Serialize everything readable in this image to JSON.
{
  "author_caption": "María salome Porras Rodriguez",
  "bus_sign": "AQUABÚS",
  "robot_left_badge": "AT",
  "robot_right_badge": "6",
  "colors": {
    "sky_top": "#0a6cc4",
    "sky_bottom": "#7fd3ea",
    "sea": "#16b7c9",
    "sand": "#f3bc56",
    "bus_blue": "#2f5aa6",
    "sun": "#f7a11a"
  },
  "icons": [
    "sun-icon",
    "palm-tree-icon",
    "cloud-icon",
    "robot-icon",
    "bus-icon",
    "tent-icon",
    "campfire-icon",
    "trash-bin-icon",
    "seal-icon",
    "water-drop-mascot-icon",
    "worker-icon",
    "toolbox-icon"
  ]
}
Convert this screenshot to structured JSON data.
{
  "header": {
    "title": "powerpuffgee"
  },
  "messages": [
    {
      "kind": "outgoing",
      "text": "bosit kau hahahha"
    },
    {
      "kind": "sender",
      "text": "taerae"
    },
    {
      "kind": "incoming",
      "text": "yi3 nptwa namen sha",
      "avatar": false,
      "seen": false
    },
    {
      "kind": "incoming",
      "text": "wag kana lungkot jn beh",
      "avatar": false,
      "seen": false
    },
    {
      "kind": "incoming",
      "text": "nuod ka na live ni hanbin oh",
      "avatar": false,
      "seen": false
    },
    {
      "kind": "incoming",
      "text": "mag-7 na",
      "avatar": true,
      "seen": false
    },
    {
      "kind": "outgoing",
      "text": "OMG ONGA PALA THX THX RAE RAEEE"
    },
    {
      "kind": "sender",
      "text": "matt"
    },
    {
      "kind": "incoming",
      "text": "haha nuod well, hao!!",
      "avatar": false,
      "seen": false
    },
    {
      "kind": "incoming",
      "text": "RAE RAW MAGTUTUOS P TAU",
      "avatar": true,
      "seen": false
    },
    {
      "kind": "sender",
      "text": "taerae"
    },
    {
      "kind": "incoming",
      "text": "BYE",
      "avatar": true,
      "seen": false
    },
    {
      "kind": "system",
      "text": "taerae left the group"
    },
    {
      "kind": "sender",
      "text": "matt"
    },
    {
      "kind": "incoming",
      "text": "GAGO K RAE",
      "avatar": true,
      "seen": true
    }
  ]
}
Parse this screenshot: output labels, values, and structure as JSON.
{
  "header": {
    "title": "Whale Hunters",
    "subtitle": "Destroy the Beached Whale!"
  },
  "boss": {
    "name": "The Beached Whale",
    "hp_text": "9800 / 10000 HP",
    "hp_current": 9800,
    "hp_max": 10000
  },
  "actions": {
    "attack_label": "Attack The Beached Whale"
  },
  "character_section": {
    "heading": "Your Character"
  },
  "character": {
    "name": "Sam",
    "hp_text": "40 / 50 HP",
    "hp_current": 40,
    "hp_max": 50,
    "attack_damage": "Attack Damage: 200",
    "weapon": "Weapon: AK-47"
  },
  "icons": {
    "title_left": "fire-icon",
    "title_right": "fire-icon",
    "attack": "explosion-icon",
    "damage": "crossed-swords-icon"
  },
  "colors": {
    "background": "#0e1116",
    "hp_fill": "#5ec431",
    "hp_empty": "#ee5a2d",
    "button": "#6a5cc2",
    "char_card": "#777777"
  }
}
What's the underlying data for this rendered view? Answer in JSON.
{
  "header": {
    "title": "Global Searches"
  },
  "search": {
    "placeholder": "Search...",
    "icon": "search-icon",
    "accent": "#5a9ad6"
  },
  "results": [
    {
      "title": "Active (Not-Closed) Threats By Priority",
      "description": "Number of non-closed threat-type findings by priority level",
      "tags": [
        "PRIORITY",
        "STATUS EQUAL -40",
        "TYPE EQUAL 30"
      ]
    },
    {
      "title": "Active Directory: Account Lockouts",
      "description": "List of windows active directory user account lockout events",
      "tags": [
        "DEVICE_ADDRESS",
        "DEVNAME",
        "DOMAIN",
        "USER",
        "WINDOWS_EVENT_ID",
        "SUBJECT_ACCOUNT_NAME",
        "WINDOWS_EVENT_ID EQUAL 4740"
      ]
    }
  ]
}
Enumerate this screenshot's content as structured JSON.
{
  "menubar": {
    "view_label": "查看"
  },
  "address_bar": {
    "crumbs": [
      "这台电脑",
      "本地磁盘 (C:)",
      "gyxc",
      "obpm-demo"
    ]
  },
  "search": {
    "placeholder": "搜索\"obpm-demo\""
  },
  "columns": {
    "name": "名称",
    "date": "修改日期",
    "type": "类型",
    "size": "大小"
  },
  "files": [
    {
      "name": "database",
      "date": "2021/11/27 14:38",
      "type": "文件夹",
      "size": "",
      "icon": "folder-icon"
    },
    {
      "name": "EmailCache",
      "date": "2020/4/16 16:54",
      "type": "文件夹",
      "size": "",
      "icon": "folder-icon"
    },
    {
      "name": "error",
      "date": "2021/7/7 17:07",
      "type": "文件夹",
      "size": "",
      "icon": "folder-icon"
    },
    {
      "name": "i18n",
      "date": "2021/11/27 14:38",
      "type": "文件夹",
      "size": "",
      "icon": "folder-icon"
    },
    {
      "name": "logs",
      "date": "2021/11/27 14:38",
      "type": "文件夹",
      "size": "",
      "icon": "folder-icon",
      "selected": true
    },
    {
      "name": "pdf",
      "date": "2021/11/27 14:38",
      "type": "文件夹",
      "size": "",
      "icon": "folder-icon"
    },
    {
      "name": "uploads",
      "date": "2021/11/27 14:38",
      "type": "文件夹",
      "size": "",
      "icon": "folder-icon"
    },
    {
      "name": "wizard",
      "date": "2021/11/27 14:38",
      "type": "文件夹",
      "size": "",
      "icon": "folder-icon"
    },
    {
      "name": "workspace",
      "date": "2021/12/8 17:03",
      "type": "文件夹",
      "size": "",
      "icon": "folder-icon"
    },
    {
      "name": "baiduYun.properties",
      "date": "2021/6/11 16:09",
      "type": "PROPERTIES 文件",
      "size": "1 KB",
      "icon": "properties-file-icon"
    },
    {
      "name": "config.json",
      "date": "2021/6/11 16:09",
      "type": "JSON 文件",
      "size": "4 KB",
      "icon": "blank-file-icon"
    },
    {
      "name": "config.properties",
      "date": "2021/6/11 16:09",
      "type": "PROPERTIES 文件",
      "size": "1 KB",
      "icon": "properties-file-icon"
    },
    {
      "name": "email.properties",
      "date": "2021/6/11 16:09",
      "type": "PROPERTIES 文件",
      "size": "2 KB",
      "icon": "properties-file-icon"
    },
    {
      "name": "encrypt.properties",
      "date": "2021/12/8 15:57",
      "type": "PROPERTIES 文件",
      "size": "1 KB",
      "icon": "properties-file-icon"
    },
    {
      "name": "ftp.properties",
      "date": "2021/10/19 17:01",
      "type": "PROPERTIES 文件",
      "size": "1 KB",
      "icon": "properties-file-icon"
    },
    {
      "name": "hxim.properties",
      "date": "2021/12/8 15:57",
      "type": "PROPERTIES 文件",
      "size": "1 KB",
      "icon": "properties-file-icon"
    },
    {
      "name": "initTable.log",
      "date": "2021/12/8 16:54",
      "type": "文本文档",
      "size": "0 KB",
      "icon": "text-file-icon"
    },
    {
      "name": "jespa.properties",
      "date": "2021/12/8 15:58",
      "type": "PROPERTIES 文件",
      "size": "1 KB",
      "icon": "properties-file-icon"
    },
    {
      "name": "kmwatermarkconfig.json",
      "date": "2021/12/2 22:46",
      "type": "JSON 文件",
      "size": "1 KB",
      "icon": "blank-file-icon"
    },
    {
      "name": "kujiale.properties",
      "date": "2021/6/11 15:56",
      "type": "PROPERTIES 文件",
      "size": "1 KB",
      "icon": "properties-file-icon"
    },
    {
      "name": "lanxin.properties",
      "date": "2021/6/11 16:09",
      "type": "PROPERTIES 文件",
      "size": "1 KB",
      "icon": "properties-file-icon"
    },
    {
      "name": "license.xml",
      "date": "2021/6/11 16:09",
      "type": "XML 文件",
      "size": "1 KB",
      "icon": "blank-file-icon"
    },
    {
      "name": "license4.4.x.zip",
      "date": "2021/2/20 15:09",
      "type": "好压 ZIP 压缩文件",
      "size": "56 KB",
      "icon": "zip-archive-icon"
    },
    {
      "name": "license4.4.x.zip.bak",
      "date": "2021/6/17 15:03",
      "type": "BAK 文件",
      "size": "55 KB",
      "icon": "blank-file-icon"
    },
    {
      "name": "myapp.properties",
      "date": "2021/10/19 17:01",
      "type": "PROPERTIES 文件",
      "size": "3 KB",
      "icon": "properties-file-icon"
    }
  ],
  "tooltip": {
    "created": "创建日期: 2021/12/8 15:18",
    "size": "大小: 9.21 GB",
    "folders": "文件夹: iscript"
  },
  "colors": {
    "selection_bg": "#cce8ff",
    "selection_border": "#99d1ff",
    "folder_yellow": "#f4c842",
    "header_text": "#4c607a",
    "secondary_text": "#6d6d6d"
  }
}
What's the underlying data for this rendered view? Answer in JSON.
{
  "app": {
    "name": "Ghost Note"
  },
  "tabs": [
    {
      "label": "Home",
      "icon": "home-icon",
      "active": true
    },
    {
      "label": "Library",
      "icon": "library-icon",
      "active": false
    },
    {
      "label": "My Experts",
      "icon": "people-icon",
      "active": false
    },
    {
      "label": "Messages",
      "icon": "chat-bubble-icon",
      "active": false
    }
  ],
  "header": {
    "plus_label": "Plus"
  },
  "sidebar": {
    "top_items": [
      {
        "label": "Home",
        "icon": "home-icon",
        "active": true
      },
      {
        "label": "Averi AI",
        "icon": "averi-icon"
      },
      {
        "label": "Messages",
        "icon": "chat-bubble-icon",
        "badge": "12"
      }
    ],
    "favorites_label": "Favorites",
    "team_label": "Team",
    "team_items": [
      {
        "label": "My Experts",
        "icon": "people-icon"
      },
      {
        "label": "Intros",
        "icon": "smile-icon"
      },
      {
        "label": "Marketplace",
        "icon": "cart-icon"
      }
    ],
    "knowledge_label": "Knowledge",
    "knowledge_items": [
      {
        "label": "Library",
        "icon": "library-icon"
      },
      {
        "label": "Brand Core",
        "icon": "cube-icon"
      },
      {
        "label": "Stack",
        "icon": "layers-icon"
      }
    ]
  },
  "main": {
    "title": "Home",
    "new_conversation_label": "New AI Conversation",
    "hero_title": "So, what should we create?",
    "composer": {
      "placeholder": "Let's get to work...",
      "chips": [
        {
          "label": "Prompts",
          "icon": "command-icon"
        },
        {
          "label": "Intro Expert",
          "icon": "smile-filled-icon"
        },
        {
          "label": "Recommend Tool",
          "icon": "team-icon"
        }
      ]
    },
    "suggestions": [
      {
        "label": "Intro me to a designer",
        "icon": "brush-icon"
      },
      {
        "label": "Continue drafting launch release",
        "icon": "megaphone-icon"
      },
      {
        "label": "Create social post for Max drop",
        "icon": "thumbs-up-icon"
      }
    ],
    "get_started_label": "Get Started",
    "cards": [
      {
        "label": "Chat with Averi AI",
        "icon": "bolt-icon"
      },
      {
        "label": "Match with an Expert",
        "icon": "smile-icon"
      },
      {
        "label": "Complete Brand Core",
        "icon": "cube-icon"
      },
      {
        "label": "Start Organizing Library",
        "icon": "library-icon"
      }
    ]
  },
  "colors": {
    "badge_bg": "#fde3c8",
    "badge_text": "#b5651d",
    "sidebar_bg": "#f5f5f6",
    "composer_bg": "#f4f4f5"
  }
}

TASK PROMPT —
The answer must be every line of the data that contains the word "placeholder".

RESULT FOR THIS TASK —
    "placeholder": "Search...",
    "placeholder": "搜索\"obpm-demo\""
      "placeholder": "Let's get to work...",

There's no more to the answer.